*Description of the task*: Line count for "Processor": give the number of lines in the records below that hold it, and nothing else.

*Material for this exercise*:

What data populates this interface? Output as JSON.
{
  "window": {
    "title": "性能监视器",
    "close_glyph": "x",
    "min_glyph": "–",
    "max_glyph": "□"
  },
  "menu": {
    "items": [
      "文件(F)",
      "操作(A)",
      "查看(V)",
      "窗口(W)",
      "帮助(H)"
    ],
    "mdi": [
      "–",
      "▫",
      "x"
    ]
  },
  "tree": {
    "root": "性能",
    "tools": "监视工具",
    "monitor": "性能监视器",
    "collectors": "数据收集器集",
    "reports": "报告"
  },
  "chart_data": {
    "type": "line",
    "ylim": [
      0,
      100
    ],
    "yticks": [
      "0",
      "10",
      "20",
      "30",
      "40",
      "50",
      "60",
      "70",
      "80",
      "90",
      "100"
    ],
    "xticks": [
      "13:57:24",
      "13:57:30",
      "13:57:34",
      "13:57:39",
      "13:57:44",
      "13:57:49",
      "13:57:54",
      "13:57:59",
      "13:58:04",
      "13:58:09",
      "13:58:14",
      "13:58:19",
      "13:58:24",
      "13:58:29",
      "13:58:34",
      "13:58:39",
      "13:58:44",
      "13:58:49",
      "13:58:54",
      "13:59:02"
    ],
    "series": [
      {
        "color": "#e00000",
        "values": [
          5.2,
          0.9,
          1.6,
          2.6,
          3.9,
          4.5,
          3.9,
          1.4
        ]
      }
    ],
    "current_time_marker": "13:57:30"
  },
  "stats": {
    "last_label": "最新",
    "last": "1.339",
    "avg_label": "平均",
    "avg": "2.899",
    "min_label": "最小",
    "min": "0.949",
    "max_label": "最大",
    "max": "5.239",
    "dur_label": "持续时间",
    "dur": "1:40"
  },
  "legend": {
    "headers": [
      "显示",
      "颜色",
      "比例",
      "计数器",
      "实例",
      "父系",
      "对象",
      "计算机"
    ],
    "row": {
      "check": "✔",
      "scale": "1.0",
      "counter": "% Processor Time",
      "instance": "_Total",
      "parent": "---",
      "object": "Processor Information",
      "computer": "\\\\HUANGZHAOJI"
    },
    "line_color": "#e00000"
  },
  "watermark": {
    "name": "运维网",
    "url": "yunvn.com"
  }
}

*Result of the task*: 2